Every relationship has problems. We have disagreements because we’re fundamentally different people. If the only thing that you can stomach are people that are like you—and what’s interesting is they may not be like you in terms of skin color or gender, though they may be like you in terms of ideology or language—if that’s the only thing that we find acceptable, then we really narrow our sphere of influence.
How do we be okay with who we are and maintain relationships that can be a productive place where we grapple with those tensions, even if they don’t get resolved?
That’s a fundamental human practice, and one that we are sorely out of practice about doing. We don’t have the places where we engage with that. And when we do, it’s often in a very “scoring points” sort of way. It’s about being wounded and then wounding others rather than getting to understanding. I’ve remained to this day, a deep believer in the importance of dialogue.
Nadia: To give a concrete example of that, I remember there was a time when somebody in the group wanted to end every session with a duat, with a prayer. And then all of a sudden, some other people in our group were like, “I didn’t sign up for that. I don’t want to end every session with a prayer.” Right there in that moment, you saw very different interpretations of what it meant to be in community with each other and the rituals that go along with that.
We had a chance to have a moment to talk that out and see what everyone wanted and what they were comfortable with. And I think our resolution to it was an example of making sure we can stay in community and dialogue, but also allow people to practice in their own way.
We said everybody in the room has to be afforded a choice. Nothing should feel compulsory. There needs to be an intentional pause where somebody doesn’t feel judged if they don’t stay. There’s a formal end to the session. Then those who want to then continue and close in a duat need to migrate to another space in the room. And they collectively can close in a duat.

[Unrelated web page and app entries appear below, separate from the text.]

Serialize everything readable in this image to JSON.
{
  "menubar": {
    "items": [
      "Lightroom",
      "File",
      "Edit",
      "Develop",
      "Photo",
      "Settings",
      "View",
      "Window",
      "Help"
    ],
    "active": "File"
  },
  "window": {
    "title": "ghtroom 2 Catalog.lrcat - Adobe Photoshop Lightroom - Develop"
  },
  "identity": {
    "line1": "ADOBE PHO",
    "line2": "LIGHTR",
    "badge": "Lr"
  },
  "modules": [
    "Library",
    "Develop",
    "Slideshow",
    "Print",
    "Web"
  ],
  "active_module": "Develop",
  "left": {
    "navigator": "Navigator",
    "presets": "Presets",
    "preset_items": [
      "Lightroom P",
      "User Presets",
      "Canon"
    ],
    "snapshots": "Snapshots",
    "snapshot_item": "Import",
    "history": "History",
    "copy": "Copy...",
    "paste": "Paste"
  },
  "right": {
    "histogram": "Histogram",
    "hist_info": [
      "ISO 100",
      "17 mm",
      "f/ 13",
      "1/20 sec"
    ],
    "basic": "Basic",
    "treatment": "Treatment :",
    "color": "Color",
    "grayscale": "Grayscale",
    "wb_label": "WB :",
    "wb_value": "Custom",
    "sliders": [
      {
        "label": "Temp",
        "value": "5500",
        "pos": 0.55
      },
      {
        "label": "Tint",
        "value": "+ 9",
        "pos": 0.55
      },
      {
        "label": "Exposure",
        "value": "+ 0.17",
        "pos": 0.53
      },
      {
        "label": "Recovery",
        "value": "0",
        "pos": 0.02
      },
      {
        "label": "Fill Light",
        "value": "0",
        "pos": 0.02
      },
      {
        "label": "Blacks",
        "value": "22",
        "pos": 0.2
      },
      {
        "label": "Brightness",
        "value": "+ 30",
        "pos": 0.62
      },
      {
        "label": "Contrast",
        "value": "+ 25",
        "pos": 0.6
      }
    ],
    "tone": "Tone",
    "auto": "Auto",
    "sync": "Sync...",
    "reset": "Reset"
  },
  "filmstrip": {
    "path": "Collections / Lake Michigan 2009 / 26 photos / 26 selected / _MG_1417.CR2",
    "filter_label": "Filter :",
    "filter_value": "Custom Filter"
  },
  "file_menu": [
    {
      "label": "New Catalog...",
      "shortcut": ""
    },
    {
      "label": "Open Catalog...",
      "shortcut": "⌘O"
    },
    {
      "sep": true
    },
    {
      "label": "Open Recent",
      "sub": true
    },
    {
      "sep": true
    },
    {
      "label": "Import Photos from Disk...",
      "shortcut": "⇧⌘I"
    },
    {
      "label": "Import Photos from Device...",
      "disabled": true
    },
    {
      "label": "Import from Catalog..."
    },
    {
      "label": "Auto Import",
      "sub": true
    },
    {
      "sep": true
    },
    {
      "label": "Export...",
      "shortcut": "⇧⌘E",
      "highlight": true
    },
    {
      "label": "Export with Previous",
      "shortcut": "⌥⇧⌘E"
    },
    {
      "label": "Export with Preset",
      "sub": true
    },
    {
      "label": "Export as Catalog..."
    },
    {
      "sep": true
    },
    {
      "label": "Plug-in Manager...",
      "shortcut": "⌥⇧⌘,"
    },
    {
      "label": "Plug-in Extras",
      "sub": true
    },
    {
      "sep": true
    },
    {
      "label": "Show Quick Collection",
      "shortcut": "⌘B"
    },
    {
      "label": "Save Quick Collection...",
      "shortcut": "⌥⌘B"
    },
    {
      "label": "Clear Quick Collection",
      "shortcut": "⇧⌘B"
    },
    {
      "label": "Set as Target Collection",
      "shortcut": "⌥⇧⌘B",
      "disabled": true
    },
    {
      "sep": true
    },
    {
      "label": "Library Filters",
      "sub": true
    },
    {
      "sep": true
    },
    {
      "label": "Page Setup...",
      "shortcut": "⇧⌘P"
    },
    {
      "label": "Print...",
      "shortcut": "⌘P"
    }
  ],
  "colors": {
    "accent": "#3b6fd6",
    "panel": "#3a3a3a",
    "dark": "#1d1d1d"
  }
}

It created a more intentional way to make sure everybody was comfortable and still in community with one another. That’s a tiny example of how we definitely have norms and ways of working, but we had to come up with new ways of being together, depending on each group. How do we make sure that everyone feels like they can be in community and dialogue without their own ways of being in the world getting trampled upon or, or forcibly swayed one way or another?